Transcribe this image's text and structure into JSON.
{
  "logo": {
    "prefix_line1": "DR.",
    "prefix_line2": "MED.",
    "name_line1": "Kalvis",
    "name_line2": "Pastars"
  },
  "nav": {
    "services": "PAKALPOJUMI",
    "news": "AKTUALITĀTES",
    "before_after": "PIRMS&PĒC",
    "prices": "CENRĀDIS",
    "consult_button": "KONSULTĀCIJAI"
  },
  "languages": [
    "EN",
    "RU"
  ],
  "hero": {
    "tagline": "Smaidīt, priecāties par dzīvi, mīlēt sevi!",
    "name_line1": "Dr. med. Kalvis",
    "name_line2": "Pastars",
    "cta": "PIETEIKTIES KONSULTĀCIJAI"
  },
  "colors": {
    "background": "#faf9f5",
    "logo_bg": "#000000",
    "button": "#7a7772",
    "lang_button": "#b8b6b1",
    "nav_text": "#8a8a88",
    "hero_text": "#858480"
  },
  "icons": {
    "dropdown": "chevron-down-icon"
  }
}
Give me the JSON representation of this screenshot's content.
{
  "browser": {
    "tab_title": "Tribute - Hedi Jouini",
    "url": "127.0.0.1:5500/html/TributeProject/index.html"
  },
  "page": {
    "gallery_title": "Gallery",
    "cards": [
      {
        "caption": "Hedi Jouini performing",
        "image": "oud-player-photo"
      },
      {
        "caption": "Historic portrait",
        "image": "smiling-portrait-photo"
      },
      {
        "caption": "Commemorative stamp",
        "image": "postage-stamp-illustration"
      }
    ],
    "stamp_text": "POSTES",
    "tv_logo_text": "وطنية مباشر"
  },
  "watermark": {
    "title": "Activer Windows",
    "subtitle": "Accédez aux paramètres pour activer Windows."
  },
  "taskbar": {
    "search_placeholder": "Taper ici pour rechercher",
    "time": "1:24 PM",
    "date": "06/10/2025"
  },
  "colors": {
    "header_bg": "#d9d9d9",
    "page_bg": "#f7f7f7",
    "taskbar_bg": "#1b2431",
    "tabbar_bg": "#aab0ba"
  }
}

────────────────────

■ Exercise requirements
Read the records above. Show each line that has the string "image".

■ Answer to this exercise
Transcribe this image's text and structure into JSON.
        "image": "oud-player-photo"
        "image": "smiling-portrait-photo"
        "image": "postage-stamp-illustration"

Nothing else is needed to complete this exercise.